Providing pathology support in low-income countries

Document Type



Medical College (East Africa)


The burden of cancer is on the rise. More than 7 million people per year die as a result of cancer, and it is responsible for more deaths worldwide than AIDS, malaria, and tuberculosis combined. According to the International Agency for Research on Cancer, there were an estimated 14.1 million new cancer cases in 2012. That number is projected to increase to more than 20 million each year by 2030. Nearly 60% of these new cases occur in the developing world with an expected increase to more than 70% in the next 15 years. Despite these alarming statistics, the proportion of the national budget allocated to health in most lowand middle-income countries (LMICs) is less than 5%, contrary to the Abuja Declaration of 2001 in which heads of state of African Union countries1 pledged to set a target of at least 15% of the national budget being allocated to improvements in the health sector. Pathology is a key component in the management of patients with cancer. Pathology as a core discipline in the clinical decision-making process encompasses a broad range of specialties such as histology, cytology, hematology, microbiology, chemical pathology, immunology, and molecular pathology. All have a key role in managing cancer effectively. An accurate diagnosis is critical for the treatment of cancer and clearly has implications in the patient’s prognosis and follow-up care.

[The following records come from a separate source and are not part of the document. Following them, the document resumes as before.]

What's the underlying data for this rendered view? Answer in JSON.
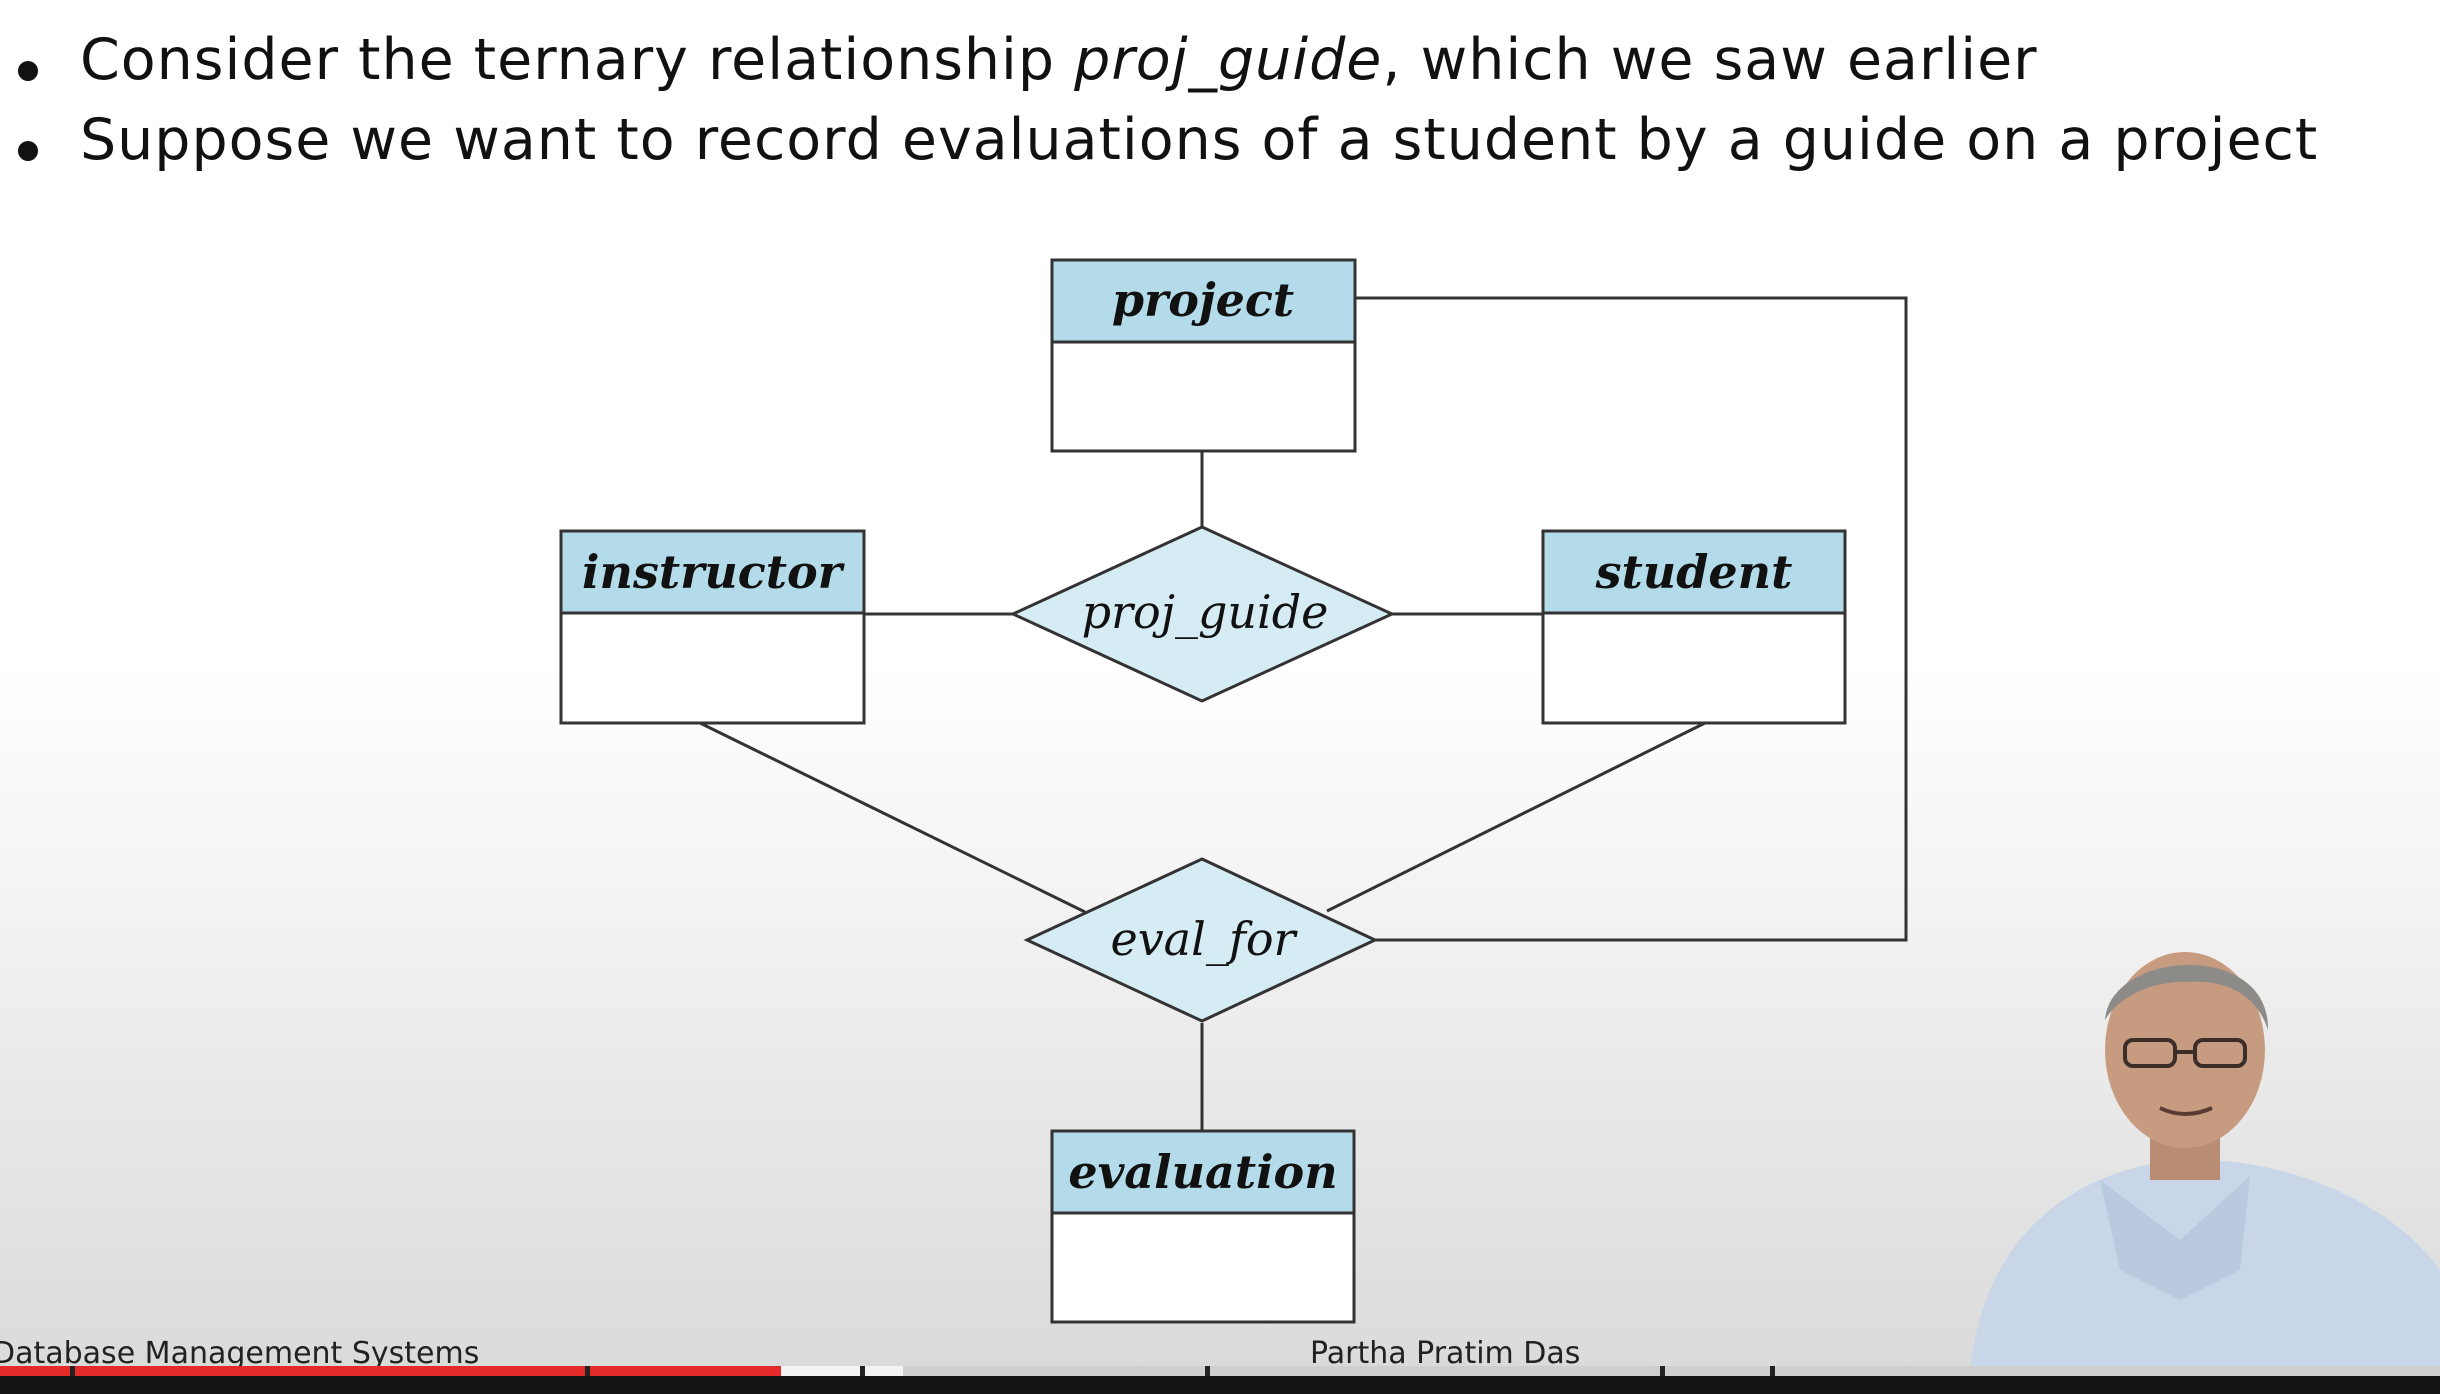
{
  "bullets": [
    {
      "before": "Consider the ternary relationship ",
      "italic": "proj_guide",
      "after": ", which we saw earlier"
    },
    {
      "text": "Suppose we want to record evaluations of a student by a guide on a project"
    }
  ],
  "diagram": {
    "entities": {
      "project": "project",
      "instructor": "instructor",
      "student": "student",
      "evaluation": "evaluation"
    },
    "relationships": {
      "proj_guide": "proj_guide",
      "eval_for": "eval_for"
    }
  },
  "footer": {
    "course": "Database Management Systems",
    "author": "Partha Pratim Das"
  },
  "video": {
    "progress_fraction": 0.32,
    "buffered_fraction": 0.37
  },
  "colors": {
    "entity_header": "#b4dbe9",
    "relationship_fill": "#d6ecf4",
    "progress": "#e52a2a"
  }
}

Screening for cancer, assessing margins in tumor excision specimens using frozen sections, determining prognostic and predictive tumor markers, interacting with clinical colleagues in multidisciplinary teams and on tumor boards, and, more recently, interpreting the significance of molecular test results have propelled the traditionally limelight-shy pathologist to the forefront of cancer management.


Journal of Global Oncology